While Blackstone Group is actively looking for assets under its Comstar platform, Warburg Pincus is exploring similar deals
There's an increased willingness to sell among family-owned auto component firms due to succession and investment issues
Mumbai: A wave of consolidation may soon sweep India’s fragmented auto components industry as top private equity (PE) firms are buying and aggregating mid-sized parts makers to tap the lucrative global market. While Blackstone Group, the world’s largest private equity firm, is actively looking for assets under its Comstar platform, some of its peers, including Warburg Pincus, are exploring similar deals.
Soon after the Comstar deal, Blackstone took a significant stake in Sona BLW Precision Forgings in a deal valued at $300 million that allowed JM Financial to exit. “In auto components, we are doing this buy and build strategy," said Amit Dixit, Blackstone’s senior managing director and head of private equity in India. “Comstar already has $60 million Ebitda and this is just the beginning; the auto component sector in India is so fragmented that we foresee much of the deal flow through this platform."
Ebitda stands for earnings before interest, taxes, depreciation and amortization.
“Amongst family-owned component suppliers, we see an increased willingness to sell either due to succession issues or an unwillingness on the part of the family to invest further. In the absence of credible global strategic buyers, private equity funds have stepped in and are increasingly looking to take controlling stakes in such companies," said Preet Singh, managing director at Lincoln International, a US-based financial advisory firm. “This will pave the way for an eventual consolidation as the buyout funds make these businesses more palatable for global strategic buyers."
Last April, homegrown PE fund Kedaara Capital acquired Sunbeam Auto Ltd for close to ₹650 crore. Sunbeam was owned by the Munjal family and produces aluminium die casting parts. “It is just not capital that the private equity funds are bringing in. In addition to attracting talent, it is also allowing many of these promoters to really extend their vision," said Manish Kejriwal, managing partner at Kedaara.
“There was one company that we had bought, which was primarily a local Indian play. We took its expertise in a certain product category and entered North America. That wouldn’t have been possible without PE," Kejriwal added.

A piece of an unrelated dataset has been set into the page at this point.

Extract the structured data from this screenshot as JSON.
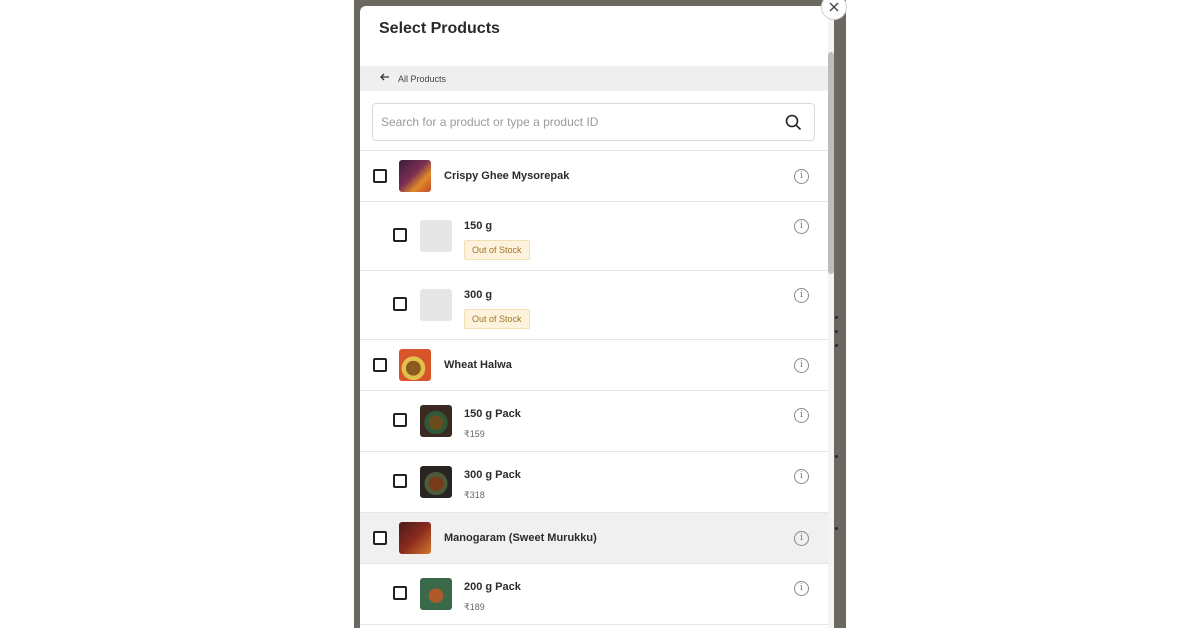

“There are several reasons why many promoters of auto component manufacturing companies are willing to sell a controlling stake," said Mahesh Singhi, founder and managing director of Mumbai-based transaction advisory firm Singhi Advisors. “If you look at the sector, there aren’t too many large players and bulk of the industry comprises medium and smaller companies, many of whom are finding it hard to scale up due to shortage of funds and access to newer markets."